Spring fly fishing in Montana on the Yellowstone River, Madison River, and the Spring Creeks of Armstrong, DePuy, and Nelson can be some of the best of the year. In fact, many of our summer guests ask us when we get time to fish. The answer – springtime! While the weather can be variable the fishing is quite consistent. Those of you considering an early season get-away, here’s a rundown of what you can expect.
The weather and conditions are varied so come prepared for temperatures from the low 40’s to mid-’60s. On occasions, there is snow, which should not stop your fishing, but if it does, this is also the prime time for wolf watching in the nearby Lamar Valley of Yellowstone National Park.

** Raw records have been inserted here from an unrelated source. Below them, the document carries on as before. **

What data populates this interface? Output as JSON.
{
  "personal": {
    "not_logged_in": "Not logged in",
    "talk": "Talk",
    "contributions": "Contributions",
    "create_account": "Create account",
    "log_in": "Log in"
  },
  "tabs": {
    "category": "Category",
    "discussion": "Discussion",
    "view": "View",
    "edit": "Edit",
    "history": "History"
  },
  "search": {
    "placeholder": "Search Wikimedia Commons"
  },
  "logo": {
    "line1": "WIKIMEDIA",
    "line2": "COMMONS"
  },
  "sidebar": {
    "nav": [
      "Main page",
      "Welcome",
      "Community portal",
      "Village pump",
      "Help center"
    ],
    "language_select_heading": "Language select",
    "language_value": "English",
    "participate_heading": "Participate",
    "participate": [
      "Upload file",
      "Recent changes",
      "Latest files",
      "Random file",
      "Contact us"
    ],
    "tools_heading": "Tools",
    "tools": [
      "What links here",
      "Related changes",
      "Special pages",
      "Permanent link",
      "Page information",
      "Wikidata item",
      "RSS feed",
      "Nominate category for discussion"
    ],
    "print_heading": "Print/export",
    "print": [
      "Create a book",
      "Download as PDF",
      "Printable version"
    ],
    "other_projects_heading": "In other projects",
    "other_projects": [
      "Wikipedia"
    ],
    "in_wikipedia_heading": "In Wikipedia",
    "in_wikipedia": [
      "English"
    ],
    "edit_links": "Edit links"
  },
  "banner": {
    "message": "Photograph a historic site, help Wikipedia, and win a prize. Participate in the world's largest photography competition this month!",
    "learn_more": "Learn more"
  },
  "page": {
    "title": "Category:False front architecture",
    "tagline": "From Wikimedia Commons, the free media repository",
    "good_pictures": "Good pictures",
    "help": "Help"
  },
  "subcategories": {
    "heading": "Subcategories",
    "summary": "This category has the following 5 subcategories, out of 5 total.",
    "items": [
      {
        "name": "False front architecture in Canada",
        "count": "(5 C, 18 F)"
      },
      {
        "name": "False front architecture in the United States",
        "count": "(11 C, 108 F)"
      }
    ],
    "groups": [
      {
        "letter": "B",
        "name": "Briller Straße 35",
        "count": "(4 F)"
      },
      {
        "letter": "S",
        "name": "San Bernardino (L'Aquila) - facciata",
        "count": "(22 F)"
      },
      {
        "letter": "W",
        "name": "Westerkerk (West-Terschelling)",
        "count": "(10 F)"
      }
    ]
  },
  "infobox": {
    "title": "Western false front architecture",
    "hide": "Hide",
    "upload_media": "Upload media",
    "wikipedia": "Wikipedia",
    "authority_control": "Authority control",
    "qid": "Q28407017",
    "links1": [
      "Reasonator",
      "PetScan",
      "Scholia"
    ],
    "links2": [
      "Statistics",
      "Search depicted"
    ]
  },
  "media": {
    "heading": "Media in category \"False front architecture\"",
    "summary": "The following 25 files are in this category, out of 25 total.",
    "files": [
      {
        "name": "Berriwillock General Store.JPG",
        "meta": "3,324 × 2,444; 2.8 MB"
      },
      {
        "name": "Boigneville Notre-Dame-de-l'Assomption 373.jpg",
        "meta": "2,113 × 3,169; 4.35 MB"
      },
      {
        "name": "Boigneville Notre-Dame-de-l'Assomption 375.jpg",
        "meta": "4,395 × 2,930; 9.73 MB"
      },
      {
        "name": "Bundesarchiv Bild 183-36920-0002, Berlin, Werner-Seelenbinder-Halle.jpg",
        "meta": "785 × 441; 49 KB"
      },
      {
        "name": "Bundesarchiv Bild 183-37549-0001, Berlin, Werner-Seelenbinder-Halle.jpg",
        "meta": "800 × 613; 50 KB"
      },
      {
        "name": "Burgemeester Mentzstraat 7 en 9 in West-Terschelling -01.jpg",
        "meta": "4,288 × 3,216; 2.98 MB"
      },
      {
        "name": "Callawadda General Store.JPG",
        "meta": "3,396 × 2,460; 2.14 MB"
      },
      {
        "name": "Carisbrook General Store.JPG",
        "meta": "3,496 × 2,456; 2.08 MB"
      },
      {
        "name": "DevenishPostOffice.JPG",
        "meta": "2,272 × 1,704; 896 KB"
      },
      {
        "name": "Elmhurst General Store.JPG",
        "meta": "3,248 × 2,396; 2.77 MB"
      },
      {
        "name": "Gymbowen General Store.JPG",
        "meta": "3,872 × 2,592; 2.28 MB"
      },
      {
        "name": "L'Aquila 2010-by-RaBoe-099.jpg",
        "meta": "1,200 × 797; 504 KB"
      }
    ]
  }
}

Buffalo, elk, and other game, that grew weary over the harsh winter, often fall prey to the wolves at this time and the packs can be seen from the road! This wonder has drawn worldwide interest and many people are coming to our region specifically for this event.
The benefits of springtime travel in Montana have not caught on nationwide, but for the passionate community of people who love the West, it is the only time to be here. For “locals”, this early fishing season is a treasured un-crowded time unlike any other. It’s often been suggested Montana natives named it the “Mother’s Day Caddis Hatch” so they could have the best dry fly fishing for themselves for three weeks before.
As for what you can expect for the fishing:
March-early April bring us great midge and baetis fishing. The water is usually low and clear, so good presentation is the key to fishing success. That said, the fish are eager to eat after the long winter’s cold. Water temperatures warm and the fish get active. Warm afternoons are best, especially on cloudy days even if it’s snowing outside. The added bonus is that if the weather turns cold and snowy Bridger Bowl ski area is only 35 miles away – ski in the morning and then fish the afternoon hatch!
Mid-April – early May really gets us excited. One of the most spectacular hatches anywhere in the world is right around the corner – the Mother’s Day Caddis hatch on the Yellowstone River. Describing this hatch, when it’s full blown, is almost impossible. You might think we’re exaggerating, but that’s why we’ve included some photos so you can judge for yourself. The river has an orange hue when the hundreds of thousands of caddis hatch in the afternoon. In the beginning stages of the hatch, trout are eager to feed on these tasty morsels along the river banks and in back-eddies. While the caddis hatch gets most of the attention the March Brown’s can be just as spectacular. What trout wouldn’t want to eat a size 12 to 14 mayfly after a long winter’s slumber?
In an effort to get some of our long-time summer fishing clients to get a taste of the great Montana spring fishing we offer a 15% discount from our standard guided fishing rates. So if this sounds like an interesting time of year let us know and we can fill you in on more details. This opportunity is available from March until the first week of June.
4 thoughts on “Spring Fishing in Montana”
If your Mothers day caddis hatch is anything like ours on the Arkansas River, it must be fantastic.
It’s pretty amazing. I’m hoping to put some video up this spring so all can see, so stay tuned!
Great viedos,fair Great viedos,fair play.Good to see some anglers doing it right.Seen some fine foul hooking going on on Tullaghabegly river in Falcarragh last year. Makes me sick.
Thanks, glad to hear you’re all about fair play. I hope your foul hooking issues on the Tullaghaegly get resolved in the near future. Thanks for the comment.